If the Ontario election were held today, the new premier could very well be Doug Ford, recently elected to lead the opposition Progressive Conservative party.

“There is no indication of where [Ford] might stand on auto insurance,” Willie Handler, principal of Willie Handler and Associates, said Monday in an interview. Handler is a former Ontario public servant who worked for 20 years on auto insurance regulation.

Ford, the older brother of the late former Toronto mayor Rob Ford, was elected PC party leader March 10. Ford did not respond to an interview request from Canadian Underwriter.

Patrick Brown led the PCs until January. With Brown at the helm, the PCs promised that if elected to power, they would direct the Financial Services Commission of Ontario to stop using postal codes as a rating factor. The PCs under Brown were concerned that vehicle owners in some cities – such as Brampton, Mississauga, and Vaughan – were paying higher rates than other residents.

But Ford “is basically tearing up the Patrick Brown platform and is putting together a new platform” Handler said. “It may not even include auto insurance.”

The Toronto Star reported earlier that in an online survey of Ontarians, 43% of decided voters said they would vote for the PC party while 27% would vote Liberal and 23% would vote NDP.

Handler would “not be surprised” if Ford “wants to do something” about the use of postal codes to determine auto insurance rates. This, Handler suggested, is because Ford is popular in some cities bordering Toronto.

In the 15 years since the Liberals replaced the PCs as Ontario’s ruling party, the Liberals have introduced several reforms.

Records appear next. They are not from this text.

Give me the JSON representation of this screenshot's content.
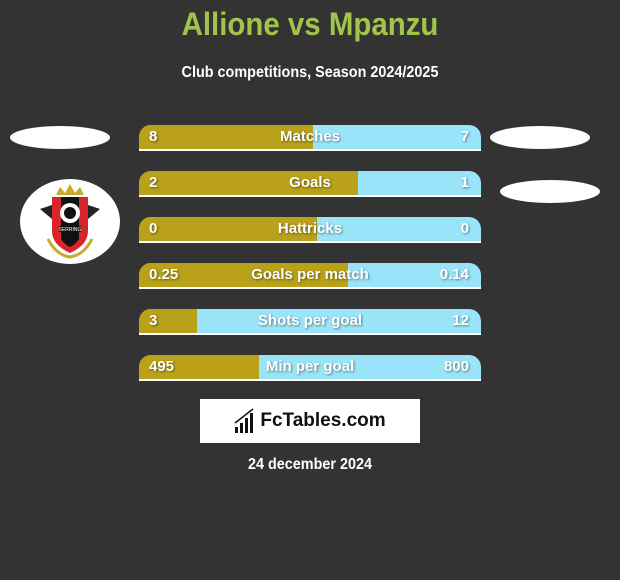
{
  "header": {
    "title": "Allione vs Mpanzu",
    "subtitle": "Club competitions, Season 2024/2025"
  },
  "colors": {
    "background": "#333333",
    "title": "#a2c44a",
    "left_bar": "#b9a11a",
    "right_bar": "#99e4f8"
  },
  "team_left": {
    "logo_icon": "serring-united-crest",
    "logo_text": "SERRING"
  },
  "stats": [
    {
      "label": "Matches",
      "left": "8",
      "right": "7",
      "left_share": 0.51
    },
    {
      "label": "Goals",
      "left": "2",
      "right": "1",
      "left_share": 0.64
    },
    {
      "label": "Hattricks",
      "left": "0",
      "right": "0",
      "left_share": 0.52
    },
    {
      "label": "Goals per match",
      "left": "0.25",
      "right": "0.14",
      "left_share": 0.61
    },
    {
      "label": "Shots per goal",
      "left": "3",
      "right": "12",
      "left_share": 0.17
    },
    {
      "label": "Min per goal",
      "left": "495",
      "right": "800",
      "left_share": 0.35
    }
  ],
  "brand": {
    "icon": "bar-chart-icon",
    "text": "FcTables.com"
  },
  "date": "24 december 2024"
}
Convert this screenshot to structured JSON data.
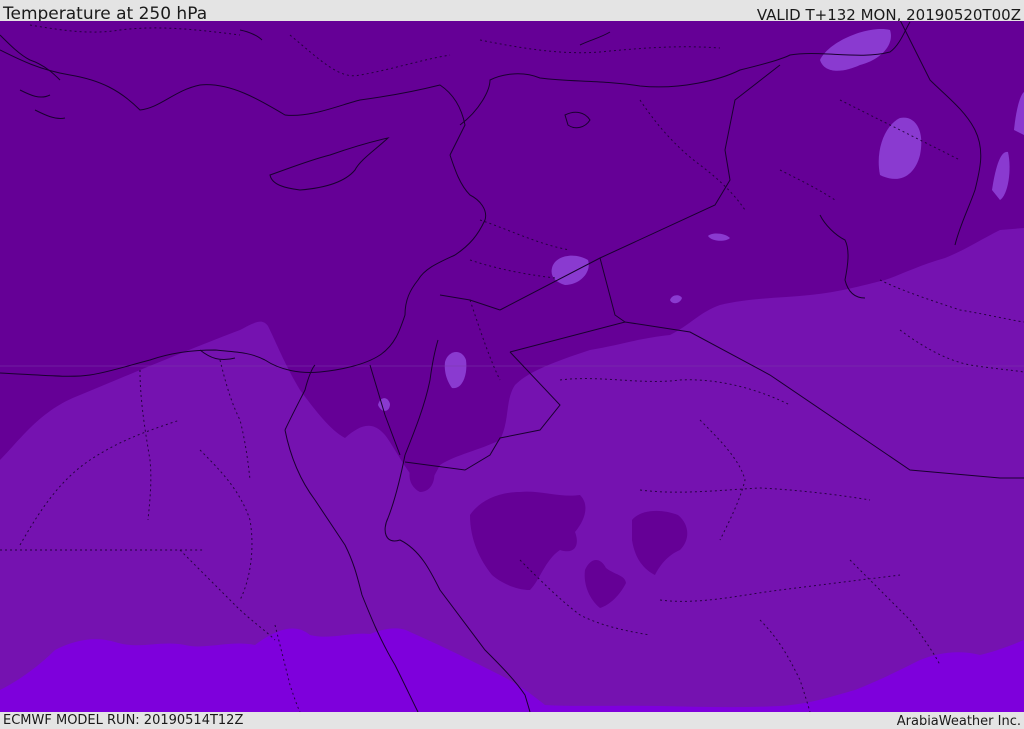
{
  "header": {
    "title": "Temperature at 250 hPa",
    "valid_time": "VALID T+132 MON, 20190520T00Z"
  },
  "footer": {
    "model_run": "ECMWF MODEL RUN: 20190514T12Z",
    "credit": "ArabiaWeather Inc."
  },
  "map": {
    "colors": {
      "dark_band": "#650096",
      "mid_band": "#7512b0",
      "light_band": "#7e00dc",
      "pale_patch": "#8a3ad0",
      "coastline": "#1a0030"
    }
  }
}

These include:

  • a $3,500 cap on minor injuries;
  • reducing mandatory accident benefits coverage (once in 2010 and again in 2016);
  • moving the dispute resolution system from the Financial Services Commission of Ontario to the License Appeal Tribunal; and
  • changing the definition of catastrophic impairment.

Starting in 2013, the Liberals tried  unsuccessfully to reduce the average premium by 15%. The NDP demanded the 15% reduction as a condition to supporting the 2013-14 budget and allowing the Liberals to remain in power.

The NDP “have made a lot of noise about [Ontario auto insurers’] profits, so I would expect that if they were to actually form a government, they would want to see whether or not companies are making too much money,” Handler said. “I don’t know what ‘too much’ is. I don’t think they do either.”

In 2014, the NDP voted against the budget, resulting in an election that returned the Liberals to power with a majority.